For truly unique Filipino food, travel through the archipelago. Taste Pangasinan’s giant bangus (milkfish), Cebu City’s famous lechon, or even Davao’s infamous durian. In Quezon Province, a couple of hours from Manila, try the raw meat kinilaw, suman (rice cake), tulingan (steamed fish), and pancit habhab, a type of noodle you eat with your hands. And don’t forget to end with a couple of shots of lambanog, or local wine.
The Philippines is comprised of 7,000+ islands, many of which are yet to be discovered and named, and each with their own unique beauty. The most frequented islands to hop between are El Nido and Coron in Palawan. The limestone topography is stunning, with plenty of hidden caves to explore. Other great places for island-hopping include Cebu and the Bicol region’s Calaguas and Caramoan Group of Islands. Up north, Pangasinan’s Hundred Islands will definitely leave you in awe. Some of the major islands have resorts and activities to try, like snorkeling and zip-lining.
You can also unleash your inner survivor by camping on a remote island. This is best done on the islands of Caramoan, located in Camarines Sur in the south, where a season of reality show Survivor was filmed. Tell your boatman to drop you off at Sabitang Laya Island or Matukad Island, and have him pick you up two or three days later. Just make sure you have enough supplies. These islands are uninhabited, but some vendors travel there daily to sell fresh juice to tourists.
While island-hopping, why not try diving off a cliff? Boracay’s Magic Island, just a few minutes from Boat Station 3, offers this experience. Choose from boards at heights of 15, 20, or 30 meters. You can also go cliff-jumping in Nasugbu, Batangas on Fortune Island or on Davao’s Samal Island.

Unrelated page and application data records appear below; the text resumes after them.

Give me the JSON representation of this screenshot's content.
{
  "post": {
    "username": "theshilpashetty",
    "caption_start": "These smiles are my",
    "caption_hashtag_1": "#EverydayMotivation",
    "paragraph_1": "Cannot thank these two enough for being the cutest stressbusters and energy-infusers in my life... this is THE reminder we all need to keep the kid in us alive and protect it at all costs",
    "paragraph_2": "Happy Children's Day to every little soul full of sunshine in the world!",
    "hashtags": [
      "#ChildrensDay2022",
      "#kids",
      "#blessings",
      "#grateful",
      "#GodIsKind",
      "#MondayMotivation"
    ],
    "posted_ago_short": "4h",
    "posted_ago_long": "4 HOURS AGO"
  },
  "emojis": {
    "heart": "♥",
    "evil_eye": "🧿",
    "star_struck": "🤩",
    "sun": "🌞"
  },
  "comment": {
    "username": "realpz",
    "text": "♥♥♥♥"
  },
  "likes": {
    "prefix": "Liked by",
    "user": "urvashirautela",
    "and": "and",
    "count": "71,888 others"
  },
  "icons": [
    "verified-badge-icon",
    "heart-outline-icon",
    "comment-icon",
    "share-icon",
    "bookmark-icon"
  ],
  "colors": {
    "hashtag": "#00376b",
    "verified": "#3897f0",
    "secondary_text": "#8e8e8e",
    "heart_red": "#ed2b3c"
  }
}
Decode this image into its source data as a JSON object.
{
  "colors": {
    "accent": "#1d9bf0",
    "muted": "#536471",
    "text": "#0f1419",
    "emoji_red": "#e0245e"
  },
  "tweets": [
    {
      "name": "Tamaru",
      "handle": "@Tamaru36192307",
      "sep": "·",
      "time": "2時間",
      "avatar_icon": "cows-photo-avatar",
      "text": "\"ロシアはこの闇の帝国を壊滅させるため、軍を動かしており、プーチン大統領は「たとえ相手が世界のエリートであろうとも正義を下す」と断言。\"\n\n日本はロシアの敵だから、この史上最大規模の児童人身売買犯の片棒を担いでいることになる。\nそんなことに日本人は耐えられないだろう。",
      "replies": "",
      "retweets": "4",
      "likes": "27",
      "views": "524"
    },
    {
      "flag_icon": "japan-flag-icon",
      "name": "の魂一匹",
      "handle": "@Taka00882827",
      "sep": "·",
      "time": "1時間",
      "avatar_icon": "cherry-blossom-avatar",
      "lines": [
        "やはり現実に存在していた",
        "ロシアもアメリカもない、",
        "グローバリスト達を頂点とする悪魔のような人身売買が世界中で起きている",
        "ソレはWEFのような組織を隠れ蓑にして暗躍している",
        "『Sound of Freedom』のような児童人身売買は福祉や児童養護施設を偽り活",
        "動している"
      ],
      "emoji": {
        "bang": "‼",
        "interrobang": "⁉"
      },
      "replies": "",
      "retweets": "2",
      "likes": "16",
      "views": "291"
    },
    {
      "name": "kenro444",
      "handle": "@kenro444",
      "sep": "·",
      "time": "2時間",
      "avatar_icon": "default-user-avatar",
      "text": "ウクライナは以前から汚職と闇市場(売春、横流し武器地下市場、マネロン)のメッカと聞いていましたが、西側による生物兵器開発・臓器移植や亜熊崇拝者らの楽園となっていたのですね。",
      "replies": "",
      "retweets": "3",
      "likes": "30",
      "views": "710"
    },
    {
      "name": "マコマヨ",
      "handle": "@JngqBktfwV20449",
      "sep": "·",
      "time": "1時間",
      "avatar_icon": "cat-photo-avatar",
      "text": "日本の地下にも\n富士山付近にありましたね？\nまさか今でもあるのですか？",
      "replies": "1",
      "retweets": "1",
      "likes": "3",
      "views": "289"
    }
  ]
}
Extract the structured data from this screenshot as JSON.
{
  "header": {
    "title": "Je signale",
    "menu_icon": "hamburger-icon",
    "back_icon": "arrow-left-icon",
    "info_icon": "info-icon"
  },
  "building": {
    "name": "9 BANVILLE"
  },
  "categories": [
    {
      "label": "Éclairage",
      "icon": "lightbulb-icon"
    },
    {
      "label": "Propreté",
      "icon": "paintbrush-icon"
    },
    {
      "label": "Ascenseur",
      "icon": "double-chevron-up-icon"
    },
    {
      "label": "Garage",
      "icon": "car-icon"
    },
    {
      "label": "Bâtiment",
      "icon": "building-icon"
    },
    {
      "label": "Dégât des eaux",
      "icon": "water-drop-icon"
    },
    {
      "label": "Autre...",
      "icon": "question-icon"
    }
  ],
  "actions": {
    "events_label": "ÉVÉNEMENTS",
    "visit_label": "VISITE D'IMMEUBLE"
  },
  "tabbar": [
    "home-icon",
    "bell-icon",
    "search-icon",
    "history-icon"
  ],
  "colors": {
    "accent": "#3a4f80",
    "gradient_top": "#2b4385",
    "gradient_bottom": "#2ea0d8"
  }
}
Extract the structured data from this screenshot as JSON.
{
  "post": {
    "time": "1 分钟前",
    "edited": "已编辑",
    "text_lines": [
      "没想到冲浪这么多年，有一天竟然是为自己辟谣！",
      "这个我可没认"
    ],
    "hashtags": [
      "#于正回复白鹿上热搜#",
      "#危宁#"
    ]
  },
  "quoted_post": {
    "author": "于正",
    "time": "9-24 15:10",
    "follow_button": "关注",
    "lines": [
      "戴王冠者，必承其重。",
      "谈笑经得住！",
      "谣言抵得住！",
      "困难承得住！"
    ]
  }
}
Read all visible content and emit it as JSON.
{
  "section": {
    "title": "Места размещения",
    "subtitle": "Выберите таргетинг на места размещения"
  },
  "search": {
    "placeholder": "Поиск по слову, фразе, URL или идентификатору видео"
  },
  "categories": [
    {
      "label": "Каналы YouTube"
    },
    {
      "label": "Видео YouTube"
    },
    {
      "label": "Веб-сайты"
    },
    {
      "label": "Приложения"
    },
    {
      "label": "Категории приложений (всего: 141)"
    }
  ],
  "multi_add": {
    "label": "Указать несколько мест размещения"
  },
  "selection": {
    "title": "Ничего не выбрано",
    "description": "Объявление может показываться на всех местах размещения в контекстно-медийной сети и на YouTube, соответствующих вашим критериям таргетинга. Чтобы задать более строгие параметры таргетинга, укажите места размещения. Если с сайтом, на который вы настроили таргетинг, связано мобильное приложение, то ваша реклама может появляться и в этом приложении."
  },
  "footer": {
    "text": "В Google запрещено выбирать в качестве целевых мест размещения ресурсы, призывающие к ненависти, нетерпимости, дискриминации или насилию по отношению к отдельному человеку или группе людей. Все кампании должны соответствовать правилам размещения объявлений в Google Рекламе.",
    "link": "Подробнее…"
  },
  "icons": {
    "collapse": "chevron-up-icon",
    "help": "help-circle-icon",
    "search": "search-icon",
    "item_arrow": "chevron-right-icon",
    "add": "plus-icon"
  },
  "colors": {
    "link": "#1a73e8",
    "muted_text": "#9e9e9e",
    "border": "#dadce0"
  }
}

Picturesque views from thousands of meters above sea level are easy to find in the Philippines. We suggest you try trekking Mt. Pulag, called the “Playground of the Gods” by locals. The clouds below seem to dance across the landscape from the summit. If you are looking for a quick day hike, Batangas (just south of Manila) is the place to go. Some of the most popular treks are Mt. Batulao, Mt. Maculot, and Mt. Manabu.
Add excitement to trekking and see a volcano up close! Many tours are available to Mt. Mayon in Lagazpi, Albay. This volcano has been called the sister of Japan’s Mt. Fuji because of its similar distinct shape. In Tarlac, north of Manila, you can trek up to Mt. Pinatubo’s crater lake or take a 4×4 car up. About an hour from the crater lake, you can see a desert of ashes, from when the volcano erupted in 1992 and flooded many parts of Tarlac, Zambales, and Pampanga.
Siargao Island is one of the best surfing spots in the world. The famous Cloud 9 reef break is considered the 8th best surf spot in the world and is recommended for advanced surfers only. If you are a beginner, head to Pundaquit, Zambales, Gubat, Sorsogon, or La Union instead.
Diving allows you to see that the Philippines is as colorful underwater as it is above ground! Near Manila, a good weekend dive trip is to Anilao, Batangas. The conditions there are good year-round.
If you are heading down south, Coron, Palawan, has interesting dive sites. In Coron Bay, there are WWII wrecks that make for interesting diving since they’re now teeming with diverse marine life. Also in Coron is the Barracuda Lake, where divers can see sharp thermoclines and interesting sea creatures. Legend has it that the lake is home to a large barracuda.
There are a hundreds of festivals throughout the year in various parts of the Philippines. One of the most popular is the Sinulog Festival, a feast for Cebu’s patron Santo Nino. It’s held in January, and the highlight is a colorful dance parade. Another standout festival to visit is Baguio City’s Panagbenga Festival, a month-long flower festival.